• About this task:
Could you reproduce every record below exactly as written?
Start of Recorded information
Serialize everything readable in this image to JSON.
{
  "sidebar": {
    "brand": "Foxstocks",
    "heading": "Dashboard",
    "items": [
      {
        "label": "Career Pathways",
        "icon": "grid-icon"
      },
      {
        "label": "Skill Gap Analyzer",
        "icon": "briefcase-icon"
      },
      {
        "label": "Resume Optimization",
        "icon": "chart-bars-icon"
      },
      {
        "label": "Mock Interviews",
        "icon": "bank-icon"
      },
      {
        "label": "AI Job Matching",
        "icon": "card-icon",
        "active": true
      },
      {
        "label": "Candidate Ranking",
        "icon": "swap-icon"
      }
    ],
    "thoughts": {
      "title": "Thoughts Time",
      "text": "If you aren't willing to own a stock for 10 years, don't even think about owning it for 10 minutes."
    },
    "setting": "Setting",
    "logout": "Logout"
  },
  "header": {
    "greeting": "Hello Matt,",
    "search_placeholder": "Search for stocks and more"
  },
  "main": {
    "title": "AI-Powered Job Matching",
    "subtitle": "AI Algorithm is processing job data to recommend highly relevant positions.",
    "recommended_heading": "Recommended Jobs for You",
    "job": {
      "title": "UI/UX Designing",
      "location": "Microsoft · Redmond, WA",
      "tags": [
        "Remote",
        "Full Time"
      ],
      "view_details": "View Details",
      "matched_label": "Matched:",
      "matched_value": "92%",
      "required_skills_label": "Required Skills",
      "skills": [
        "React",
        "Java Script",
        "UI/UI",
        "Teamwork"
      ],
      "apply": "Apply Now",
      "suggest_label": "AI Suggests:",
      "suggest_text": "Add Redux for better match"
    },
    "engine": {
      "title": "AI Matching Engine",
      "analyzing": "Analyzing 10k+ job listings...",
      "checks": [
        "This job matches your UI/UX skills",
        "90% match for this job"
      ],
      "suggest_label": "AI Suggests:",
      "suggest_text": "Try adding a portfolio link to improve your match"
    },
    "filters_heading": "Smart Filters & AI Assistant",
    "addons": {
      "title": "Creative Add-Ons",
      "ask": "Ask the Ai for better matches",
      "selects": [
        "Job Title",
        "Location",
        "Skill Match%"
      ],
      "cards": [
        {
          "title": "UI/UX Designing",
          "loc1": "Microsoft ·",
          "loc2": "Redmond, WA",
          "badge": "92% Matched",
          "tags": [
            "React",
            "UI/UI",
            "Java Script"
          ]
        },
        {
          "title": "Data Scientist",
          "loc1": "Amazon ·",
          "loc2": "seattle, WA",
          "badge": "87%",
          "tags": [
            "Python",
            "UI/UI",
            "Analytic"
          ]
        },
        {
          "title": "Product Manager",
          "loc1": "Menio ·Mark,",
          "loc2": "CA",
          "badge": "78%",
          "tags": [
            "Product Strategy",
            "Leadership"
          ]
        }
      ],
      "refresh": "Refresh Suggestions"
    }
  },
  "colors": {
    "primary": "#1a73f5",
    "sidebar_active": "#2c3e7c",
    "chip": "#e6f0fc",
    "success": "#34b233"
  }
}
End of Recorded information
• Result below:
Serialize everything readable in this image to JSON.
{
  "sidebar": {
    "brand": "Foxstocks",
    "heading": "Dashboard",
    "items": [
      {
        "label": "Career Pathways",
        "icon": "grid-icon"
      },
      {
        "label": "Skill Gap Analyzer",
        "icon": "briefcase-icon"
      },
      {
        "label": "Resume Optimization",
        "icon": "chart-bars-icon"
      },
      {
        "label": "Mock Interviews",
        "icon": "bank-icon"
      },
      {
        "label": "AI Job Matching",
        "icon": "card-icon",
        "active": true
      },
      {
        "label": "Candidate Ranking",
        "icon": "swap-icon"
      }
    ],
    "thoughts": {
      "title": "Thoughts Time",
      "text": "If you aren't willing to own a stock for 10 years, don't even think about owning it for 10 minutes."
    },
    "setting": "Setting",
    "logout": "Logout"
  },
  "header": {
    "greeting": "Hello Matt,",
    "search_placeholder": "Search for stocks and more"
  },
  "main": {
    "title": "AI-Powered Job Matching",
    "subtitle": "AI Algorithm is processing job data to recommend highly relevant positions.",
    "recommended_heading": "Recommended Jobs for You",
    "job": {
      "title": "UI/UX Designing",
      "location": "Microsoft · Redmond, WA",
      "tags": [
        "Remote",
        "Full Time"
      ],
      "view_details": "View Details",
      "matched_label": "Matched:",
      "matched_value": "92%",
      "required_skills_label": "Required Skills",
      "skills": [
        "React",
        "Java Script",
        "UI/UI",
        "Teamwork"
      ],
      "apply": "Apply Now",
      "suggest_label": "AI Suggests:",
      "suggest_text": "Add Redux for better match"
    },
    "engine": {
      "title": "AI Matching Engine",
      "analyzing": "Analyzing 10k+ job listings...",
      "checks": [
        "This job matches your UI/UX skills",
        "90% match for this job"
      ],
      "suggest_label": "AI Suggests:",
      "suggest_text": "Try adding a portfolio link to improve your match"
    },
    "filters_heading": "Smart Filters & AI Assistant",
    "addons": {
      "title": "Creative Add-Ons",
      "ask": "Ask the Ai for better matches",
      "selects": [
        "Job Title",
        "Location",
        "Skill Match%"
      ],
      "cards": [
        {
          "title": "UI/UX Designing",
          "loc1": "Microsoft ·",
          "loc2": "Redmond, WA",
          "badge": "92% Matched",
          "tags": [
            "React",
            "UI/UI",
            "Java Script"
          ]
        },
        {
          "title": "Data Scientist",
          "loc1": "Amazon ·",
          "loc2": "seattle, WA",
          "badge": "87%",
          "tags": [
            "Python",
            "UI/UI",
            "Analytic"
          ]
        },
        {
          "title": "Product Manager",
          "loc1": "Menio ·Mark,",
          "loc2": "CA",
          "badge": "78%",
          "tags": [
            "Product Strategy",
            "Leadership"
          ]
        }
      ],
      "refresh": "Refresh Suggestions"
    }
  },
  "colors": {
    "primary": "#1a73f5",
    "sidebar_active": "#2c3e7c",
    "chip": "#e6f0fc",
    "success": "#34b233"
  }
}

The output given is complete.